Carson's US campaign trail falters as string of 'untruths' revealed
Republican candidates tend to present their lives as a series of parables befitting the highest office - but most mortals rarely attain that level of all-round perfection
The campaign of the Republican presidential frontrunner Ben Carson looked in jeopardy last night after he was hit by a series of allegations that parts of his life story were exaggerated and others fabricated.
Dr Carson, a retired neurosurgeon and first-time political candidate, described as a "witch hunt" media accusations that he lied about his college education and his violent past.
His rise from troubled, impoverished teenager in Detroit to world-renowned physician and conservative icon has been the subject of several books, a film and countless stump speeches.
But last week, as he overtook Donald Trump in the polls for the first time, the only black candidate's extraordinary story drew closer scrutiny. Digging by observers and US media found discrepancies, inconsistencies and, in the latest revelations, apparent falsifications about crucial episodes in his life.
Earlier in the week, CNN published a report casting doubt on Dr Carson's characterisation of himself as a violent 14-year-old who once tried to stab a classmate in a fit of misplaced anger, in his 1996 autobiography, Gifted Hands.
The "victim" of the intended stabbing, which Dr Carson said was a seminal moment that led him to God, has never surfaced.
With the heat already on, another damaging story emerged, contending that despite Dr Carson having written that he was offered a "full scholarship" to the hallowed West Point military academy, he never actually applied.

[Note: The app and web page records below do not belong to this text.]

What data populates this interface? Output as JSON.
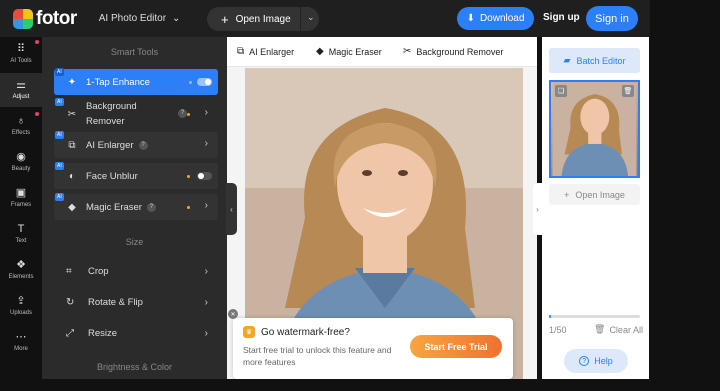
{
  "header": {
    "logo_text": "fotor",
    "editor_select": "AI Photo Editor",
    "open_image": "Open Image",
    "download": "Download",
    "signup": "Sign up",
    "signin": "Sign in"
  },
  "rail": [
    {
      "label": "AI Tools",
      "icon": "grid-icon",
      "glyph": "⠿"
    },
    {
      "label": "Adjust",
      "icon": "sliders-icon",
      "glyph": "⚌"
    },
    {
      "label": "Effects",
      "icon": "flask-icon",
      "glyph": "♁"
    },
    {
      "label": "Beauty",
      "icon": "eye-icon",
      "glyph": "◉"
    },
    {
      "label": "Frames",
      "icon": "frame-icon",
      "glyph": "▣"
    },
    {
      "label": "Text",
      "icon": "text-icon",
      "glyph": "T"
    },
    {
      "label": "Elements",
      "icon": "shapes-icon",
      "glyph": "❖"
    },
    {
      "label": "Uploads",
      "icon": "upload-icon",
      "glyph": "⇪"
    },
    {
      "label": "More",
      "icon": "more-icon",
      "glyph": "⋯"
    }
  ],
  "panel": {
    "smart_tools_heading": "Smart Tools",
    "size_heading": "Size",
    "brightness_heading": "Brightness & Color",
    "ai_badge": "AI",
    "smart_tools": [
      {
        "label": "1-Tap Enhance",
        "icon": "wand-icon"
      },
      {
        "label": "Background",
        "label2": "Remover",
        "icon": "scissors-icon"
      },
      {
        "label": "AI Enlarger",
        "icon": "enlarge-icon"
      },
      {
        "label": "Face Unblur",
        "icon": "face-unblur-icon"
      },
      {
        "label": "Magic Eraser",
        "icon": "eraser-icon"
      }
    ],
    "size_tools": [
      {
        "label": "Crop",
        "icon": "crop-icon"
      },
      {
        "label": "Rotate & Flip",
        "icon": "rotate-icon"
      },
      {
        "label": "Resize",
        "icon": "resize-icon"
      }
    ]
  },
  "canvas_toolbar": [
    {
      "label": "AI Enlarger",
      "icon": "enlarge-icon"
    },
    {
      "label": "Magic Eraser",
      "icon": "eraser-icon"
    },
    {
      "label": "Background Remover",
      "icon": "scissors-icon"
    }
  ],
  "promo": {
    "title": "Go watermark-free?",
    "desc": "Start free trial to unlock this feature and more features",
    "button": "Start Free Trial"
  },
  "right_panel": {
    "batch_editor": "Batch Editor",
    "open_image": "Open Image",
    "count": "1/50",
    "progress": 0.02,
    "clear_all": "Clear All",
    "help": "Help"
  },
  "colors": {
    "accent": "#2b7ff7",
    "promo_orange": "#f5a623",
    "dark_bg": "#1f1f1f"
  }
}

Dr Carson called the former story a "bunch of lies", and said the latter was also dishonest because he never claimed to have applied to West Point but had been given what he took to be a verbal offer of admission.
"There is a desperation on the part of some to try and find a way to tarnish me," Dr Carson declared.
The controversy did not end there, however. Another article suggested that Dr Carson may have invented a course which he claimed to have excelled in at Yale, and that attempts to corroborate his account of having protected white students during a race riot in Detroit were unsuccessful.
There has also been a steady stream of stories about some of Dr Carson's more unorthodox beliefs, for example that the Pyramids of Giza were built not by ancient Egyptians - but by an Old Testament figure to store grain.
Mr Trump has responded gleefully to the controversies. "The Carson story is either a total fabrication or, if true, even worse!" he said of the claims that Dr Carson had behaved violently as a teenager.
The rumblings about his past could well blunt his poll momentum. Mr Trump and Senator Ted Cruz, a fellow populist Republican candidate who has been gaining traction, could benefit.
Dr Carson reacted to the coverage yesterday with fury, saying he was being subjected to a "witch hunt" to destroy his candidacy.
"What you're not going to find with me is somebody who's just going to sit back and let you be completely unfair without letting the American people know what's going on," he said. "And the American people are waking up to your games.